You can find several programs that can do these chores, including the backup tools in Windows 7 and 8. But I recommend Macrium Reflect Free, which is free for personal use. It’s easy to use, can clone and image, and in my experience, is extremely reliable.

How to Upgrade a Laptop HDD with Solid State Hybrid Drive (SSHD) Technology

May 14th, 2013 Comments off

upgradelaptopdriveDo you have a late model laptop computer that is either out of space or doesn’t seem to deliver the performance you’re looking for? You can breathe new life into your computer and increase your performance without having to purchase a brand new laptop. A relatively new and exciting storage technology has come to market which will solve space/performance issues. It’s called Solid State Hybrid Drive technology or SSHD.

What is Solid State Hybrid Drive technology (SSHD)

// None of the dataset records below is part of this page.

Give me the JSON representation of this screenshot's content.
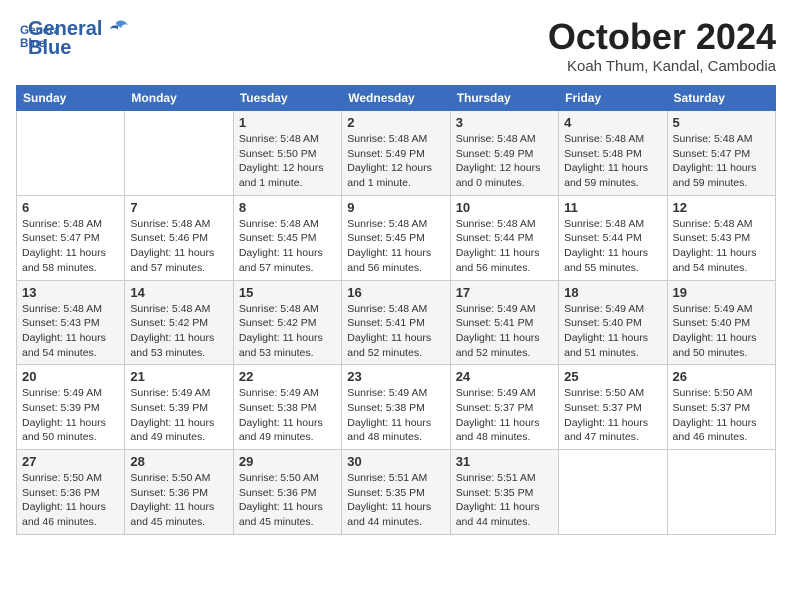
{
  "header": {
    "logo_line1": "General",
    "logo_line2": "Blue",
    "month_title": "October 2024",
    "subtitle": "Koah Thum, Kandal, Cambodia"
  },
  "weekdays": [
    "Sunday",
    "Monday",
    "Tuesday",
    "Wednesday",
    "Thursday",
    "Friday",
    "Saturday"
  ],
  "weeks": [
    [
      {
        "day": "",
        "info": ""
      },
      {
        "day": "",
        "info": ""
      },
      {
        "day": "1",
        "info": "Sunrise: 5:48 AM\nSunset: 5:50 PM\nDaylight: 12 hours and 1 minute."
      },
      {
        "day": "2",
        "info": "Sunrise: 5:48 AM\nSunset: 5:49 PM\nDaylight: 12 hours and 1 minute."
      },
      {
        "day": "3",
        "info": "Sunrise: 5:48 AM\nSunset: 5:49 PM\nDaylight: 12 hours and 0 minutes."
      },
      {
        "day": "4",
        "info": "Sunrise: 5:48 AM\nSunset: 5:48 PM\nDaylight: 11 hours and 59 minutes."
      },
      {
        "day": "5",
        "info": "Sunrise: 5:48 AM\nSunset: 5:47 PM\nDaylight: 11 hours and 59 minutes."
      }
    ],
    [
      {
        "day": "6",
        "info": "Sunrise: 5:48 AM\nSunset: 5:47 PM\nDaylight: 11 hours and 58 minutes."
      },
      {
        "day": "7",
        "info": "Sunrise: 5:48 AM\nSunset: 5:46 PM\nDaylight: 11 hours and 57 minutes."
      },
      {
        "day": "8",
        "info": "Sunrise: 5:48 AM\nSunset: 5:45 PM\nDaylight: 11 hours and 57 minutes."
      },
      {
        "day": "9",
        "info": "Sunrise: 5:48 AM\nSunset: 5:45 PM\nDaylight: 11 hours and 56 minutes."
      },
      {
        "day": "10",
        "info": "Sunrise: 5:48 AM\nSunset: 5:44 PM\nDaylight: 11 hours and 56 minutes."
      },
      {
        "day": "11",
        "info": "Sunrise: 5:48 AM\nSunset: 5:44 PM\nDaylight: 11 hours and 55 minutes."
      },
      {
        "day": "12",
        "info": "Sunrise: 5:48 AM\nSunset: 5:43 PM\nDaylight: 11 hours and 54 minutes."
      }
    ],
    [
      {
        "day": "13",
        "info": "Sunrise: 5:48 AM\nSunset: 5:43 PM\nDaylight: 11 hours and 54 minutes."
      },
      {
        "day": "14",
        "info": "Sunrise: 5:48 AM\nSunset: 5:42 PM\nDaylight: 11 hours and 53 minutes."
      },
      {
        "day": "15",
        "info": "Sunrise: 5:48 AM\nSunset: 5:42 PM\nDaylight: 11 hours and 53 minutes."
      },
      {
        "day": "16",
        "info": "Sunrise: 5:48 AM\nSunset: 5:41 PM\nDaylight: 11 hours and 52 minutes."
      },
      {
        "day": "17",
        "info": "Sunrise: 5:49 AM\nSunset: 5:41 PM\nDaylight: 11 hours and 52 minutes."
      },
      {
        "day": "18",
        "info": "Sunrise: 5:49 AM\nSunset: 5:40 PM\nDaylight: 11 hours and 51 minutes."
      },
      {
        "day": "19",
        "info": "Sunrise: 5:49 AM\nSunset: 5:40 PM\nDaylight: 11 hours and 50 minutes."
      }
    ],
    [
      {
        "day": "20",
        "info": "Sunrise: 5:49 AM\nSunset: 5:39 PM\nDaylight: 11 hours and 50 minutes."
      },
      {
        "day": "21",
        "info": "Sunrise: 5:49 AM\nSunset: 5:39 PM\nDaylight: 11 hours and 49 minutes."
      },
      {
        "day": "22",
        "info": "Sunrise: 5:49 AM\nSunset: 5:38 PM\nDaylight: 11 hours and 49 minutes."
      },
      {
        "day": "23",
        "info": "Sunrise: 5:49 AM\nSunset: 5:38 PM\nDaylight: 11 hours and 48 minutes."
      },
      {
        "day": "24",
        "info": "Sunrise: 5:49 AM\nSunset: 5:37 PM\nDaylight: 11 hours and 48 minutes."
      },
      {
        "day": "25",
        "info": "Sunrise: 5:50 AM\nSunset: 5:37 PM\nDaylight: 11 hours and 47 minutes."
      },
      {
        "day": "26",
        "info": "Sunrise: 5:50 AM\nSunset: 5:37 PM\nDaylight: 11 hours and 46 minutes."
      }
    ],
    [
      {
        "day": "27",
        "info": "Sunrise: 5:50 AM\nSunset: 5:36 PM\nDaylight: 11 hours and 46 minutes."
      },
      {
        "day": "28",
        "info": "Sunrise: 5:50 AM\nSunset: 5:36 PM\nDaylight: 11 hours and 45 minutes."
      },
      {
        "day": "29",
        "info": "Sunrise: 5:50 AM\nSunset: 5:36 PM\nDaylight: 11 hours and 45 minutes."
      },
      {
        "day": "30",
        "info": "Sunrise: 5:51 AM\nSunset: 5:35 PM\nDaylight: 11 hours and 44 minutes."
      },
      {
        "day": "31",
        "info": "Sunrise: 5:51 AM\nSunset: 5:35 PM\nDaylight: 11 hours and 44 minutes."
      },
      {
        "day": "",
        "info": ""
      },
      {
        "day": "",
        "info": ""
      }
    ]
  ]
}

The ultimate solution to meeting improved storage performance and capacity needs within the budget constraints of IT organizations is a blend of solid state drive (SSD) and hard disk drive (HDD) technology. Solid state hybrid drives (SSHD) effectively merge these technologies, providing storage devices that are compatible with traditional HDD modules, while delivering one of the most compelling value propositions the storage market has seen in years: SSD–like performance and hard drive capacity.

SSD HDD = SSHD and innovation

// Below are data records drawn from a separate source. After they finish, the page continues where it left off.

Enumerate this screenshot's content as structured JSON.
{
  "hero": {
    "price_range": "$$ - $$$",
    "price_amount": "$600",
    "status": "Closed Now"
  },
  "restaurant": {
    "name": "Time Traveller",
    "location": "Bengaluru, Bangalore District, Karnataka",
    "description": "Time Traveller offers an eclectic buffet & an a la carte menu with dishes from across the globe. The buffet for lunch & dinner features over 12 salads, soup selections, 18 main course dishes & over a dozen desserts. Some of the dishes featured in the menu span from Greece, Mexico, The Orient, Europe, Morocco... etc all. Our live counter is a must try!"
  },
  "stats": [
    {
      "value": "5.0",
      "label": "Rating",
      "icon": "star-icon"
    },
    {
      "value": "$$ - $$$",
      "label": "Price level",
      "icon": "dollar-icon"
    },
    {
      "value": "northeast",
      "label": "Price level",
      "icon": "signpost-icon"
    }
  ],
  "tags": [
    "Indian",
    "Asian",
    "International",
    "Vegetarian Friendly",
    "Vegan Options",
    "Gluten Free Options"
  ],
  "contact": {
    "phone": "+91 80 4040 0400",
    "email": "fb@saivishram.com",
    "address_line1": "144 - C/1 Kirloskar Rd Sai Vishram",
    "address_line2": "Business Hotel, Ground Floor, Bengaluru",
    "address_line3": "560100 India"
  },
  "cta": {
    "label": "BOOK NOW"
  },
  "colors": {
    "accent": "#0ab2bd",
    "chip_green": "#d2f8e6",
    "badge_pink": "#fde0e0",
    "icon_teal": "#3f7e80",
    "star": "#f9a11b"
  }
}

SSHDs combine a small, fast and affordable amount of NAND flash memory with a traditional hard drive. SSHD, the best of both worlds:

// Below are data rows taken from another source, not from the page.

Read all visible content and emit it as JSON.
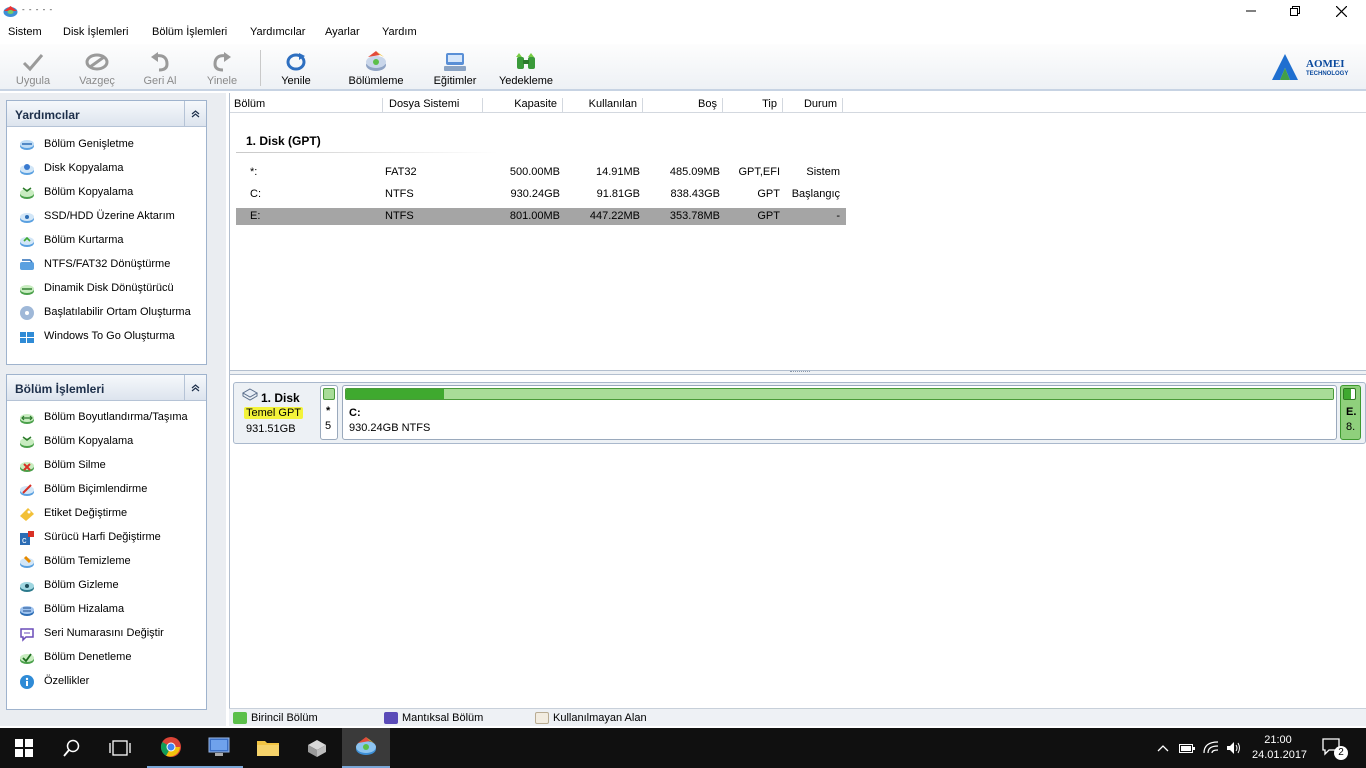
{
  "window": {
    "title": "- - - - -"
  },
  "menu": [
    "Sistem",
    "Disk İşlemleri",
    "Bölüm İşlemleri",
    "Yardımcılar",
    "Ayarlar",
    "Yardım"
  ],
  "toolbar": {
    "apply": "Uygula",
    "discard": "Vazgeç",
    "undo": "Geri Al",
    "redo": "Yinele",
    "refresh": "Yenile",
    "partition": "Bölümleme",
    "tutorials": "Eğitimler",
    "backup": "Yedekleme"
  },
  "brand": {
    "name": "AOMEI",
    "sub": "TECHNOLOGY"
  },
  "helpers_panel": {
    "title": "Yardımcılar",
    "items": [
      {
        "label": "Bölüm Genişletme",
        "icon": "extend-icon"
      },
      {
        "label": "Disk Kopyalama",
        "icon": "disk-copy-icon"
      },
      {
        "label": "Bölüm Kopyalama",
        "icon": "partition-copy-icon"
      },
      {
        "label": "SSD/HDD Üzerine Aktarım",
        "icon": "migrate-icon"
      },
      {
        "label": "Bölüm Kurtarma",
        "icon": "recover-icon"
      },
      {
        "label": "NTFS/FAT32 Dönüştürme",
        "icon": "convert-icon"
      },
      {
        "label": "Dinamik Disk Dönüştürücü",
        "icon": "dynamic-disk-icon"
      },
      {
        "label": "Başlatılabilir Ortam Oluşturma",
        "icon": "bootable-media-icon"
      },
      {
        "label": "Windows To Go Oluşturma",
        "icon": "windows-to-go-icon"
      }
    ]
  },
  "partition_panel": {
    "title": "Bölüm İşlemleri",
    "items": [
      {
        "label": "Bölüm Boyutlandırma/Taşıma",
        "icon": "resize-icon"
      },
      {
        "label": "Bölüm Kopyalama",
        "icon": "partition-copy-icon"
      },
      {
        "label": "Bölüm Silme",
        "icon": "delete-icon"
      },
      {
        "label": "Bölüm Biçimlendirme",
        "icon": "format-icon"
      },
      {
        "label": "Etiket Değiştirme",
        "icon": "label-icon"
      },
      {
        "label": "Sürücü Harfi Değiştirme",
        "icon": "drive-letter-icon"
      },
      {
        "label": "Bölüm Temizleme",
        "icon": "wipe-icon"
      },
      {
        "label": "Bölüm Gizleme",
        "icon": "hide-icon"
      },
      {
        "label": "Bölüm Hizalama",
        "icon": "align-icon"
      },
      {
        "label": "Seri Numarasını Değiştir",
        "icon": "serial-icon"
      },
      {
        "label": "Bölüm Denetleme",
        "icon": "check-icon"
      },
      {
        "label": "Özellikler",
        "icon": "info-icon"
      }
    ]
  },
  "table": {
    "columns": [
      "Bölüm",
      "Dosya Sistemi",
      "Kapasite",
      "Kullanılan",
      "Boş",
      "Tip",
      "Durum"
    ],
    "group": "1. Disk (GPT)",
    "rows": [
      {
        "name": "*:",
        "fs": "FAT32",
        "capacity": "500.00MB",
        "used": "14.91MB",
        "free": "485.09MB",
        "type": "GPT,EFI",
        "status": "Sistem"
      },
      {
        "name": "C:",
        "fs": "NTFS",
        "capacity": "930.24GB",
        "used": "91.81GB",
        "free": "838.43GB",
        "type": "GPT",
        "status": "Başlangıç"
      },
      {
        "name": "E:",
        "fs": "NTFS",
        "capacity": "801.00MB",
        "used": "447.22MB",
        "free": "353.78MB",
        "type": "GPT",
        "status": "-"
      }
    ]
  },
  "disk_map": {
    "disk_name": "1. Disk",
    "disk_type": "Temel GPT",
    "disk_size": "931.51GB",
    "efi_label": "*",
    "efi_sub": "5",
    "c_label": "C:",
    "c_detail": "930.24GB NTFS",
    "c_used_fraction": 0.099,
    "e_label": "E.",
    "e_sub": "8."
  },
  "legend": {
    "primary": "Birincil Bölüm",
    "logical": "Mantıksal Bölüm",
    "unallocated": "Kullanılmayan Alan"
  },
  "colors": {
    "primary": "#5bbf4a",
    "logical": "#5a4bb8",
    "unallocated": "#f2ece0",
    "highlight": "#f3f33a"
  },
  "taskbar": {
    "time": "21:00",
    "date": "24.01.2017",
    "notification_count": "2"
  }
}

  • Uses SSD for blazing speed
  • Integrates HDD high–capacity and reliability
  • Introduces Adaptive Memory™ technology, the secret sauce

High performance cost savings = SSHD

    SSHDs have been tested in comparison with both traditional HDDs and SSDs using both laptop boot times and application launches. Both approaches effectively demonstrate the linkage between retrieving data from mass storage and delivering this data to the CPU.

Solid State Hybrid Drive technology is best for laptop upgrades for faster application boot time, combining HDD capacity and SSD performance at a good value.

Three reasons to upgrade your laptop with a SSHD:

  1. Instant on, high-performance.
  2. Store more without compromise.
  3. Best value for your money.

This new hybrid storage category uses just a small amount of solid state storage and integrates it with a traditional hard drive. The result delivers exceptionally fast performance, big capacity points like a hard drive and a price that is very affordable. You can get performance you never thought possible and the extra capacity to store your digital life.

Sound complicated? It’s actually quite simple. Replacing the hard drive in your laptop computer is much easier than you might think.

Three steps to upgrading the HDD in your laptop computer:

  1. Buy the correct replacement drive to fit your computer.You will want to verify the physical size of your current HDD.
  2. Copy (or clone) all the information from your existing drive to the new model.
  3. Remove the old drive and replacement it with the new one.

Now that you know it’s relatively simple to tackle your own upgrade.

Two key tools you’ll need to upgrade your laptop drive:

  1. A cable to connect your new drive to your laptop,which enables you to make an exact duplicate of the data on your current drive.
  2. A software application that automates this data duplication process.

Laptop Upgrade Bundle

You will need to purchase: a Seagate Laptop SSHD, the appropriate cable for your laptop, and the free DiscWizard™ software application.

For Mac users, you will need the 750GB Solid State Hybrid Drive with Firewire 800 Upgrade Cable as seen on the Laptop SSHD Accessories tab.

For PC users, purchase the 750GB Solid State Hybrid Drive with USB 3.0 Upgrade Cable as seen on the Laptop SSHD Accessories tab.

Seagate provides a free download of DiscWizard software, which includes a feature to automate the data duplication process or clone your installed hard drive.

There is no need to be afraid to tackle this simple but effective way to boost the performance in your aging laptop while simultaneously getting a bunch of needed capacity. You’ll be up and running in no time. Don’t be surprised when you start to think you’ve purchased a brand new system!